> [Task objective] Pick out each line of the records that includes the string "this", and copy it.

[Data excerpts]
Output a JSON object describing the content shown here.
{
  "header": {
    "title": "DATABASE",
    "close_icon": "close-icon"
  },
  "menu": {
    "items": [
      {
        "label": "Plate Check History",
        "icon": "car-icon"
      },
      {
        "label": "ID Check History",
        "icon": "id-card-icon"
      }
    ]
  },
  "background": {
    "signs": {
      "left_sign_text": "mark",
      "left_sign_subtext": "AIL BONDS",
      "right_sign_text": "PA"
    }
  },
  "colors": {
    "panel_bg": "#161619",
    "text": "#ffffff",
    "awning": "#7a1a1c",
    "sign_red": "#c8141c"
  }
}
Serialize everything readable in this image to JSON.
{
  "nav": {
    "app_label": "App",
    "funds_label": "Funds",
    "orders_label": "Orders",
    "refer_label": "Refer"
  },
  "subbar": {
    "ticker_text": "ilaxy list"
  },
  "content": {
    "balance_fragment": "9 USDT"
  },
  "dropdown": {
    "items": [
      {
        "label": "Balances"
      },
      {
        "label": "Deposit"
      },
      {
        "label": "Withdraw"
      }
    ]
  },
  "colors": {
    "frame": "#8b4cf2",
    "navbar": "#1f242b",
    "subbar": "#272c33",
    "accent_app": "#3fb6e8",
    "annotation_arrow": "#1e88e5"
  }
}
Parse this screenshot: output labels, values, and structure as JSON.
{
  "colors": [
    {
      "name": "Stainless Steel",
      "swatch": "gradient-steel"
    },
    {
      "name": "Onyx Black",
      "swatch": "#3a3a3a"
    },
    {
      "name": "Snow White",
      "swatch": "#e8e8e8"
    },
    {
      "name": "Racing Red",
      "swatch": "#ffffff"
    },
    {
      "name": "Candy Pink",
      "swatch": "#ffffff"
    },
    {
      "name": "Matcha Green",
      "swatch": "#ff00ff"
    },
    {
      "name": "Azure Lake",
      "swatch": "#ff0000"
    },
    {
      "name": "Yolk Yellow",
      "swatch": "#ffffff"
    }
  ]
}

> [Result of the task]
Serialize everything readable in this image to JSON.
Parse this screenshot: output labels, values, and structure as JSON.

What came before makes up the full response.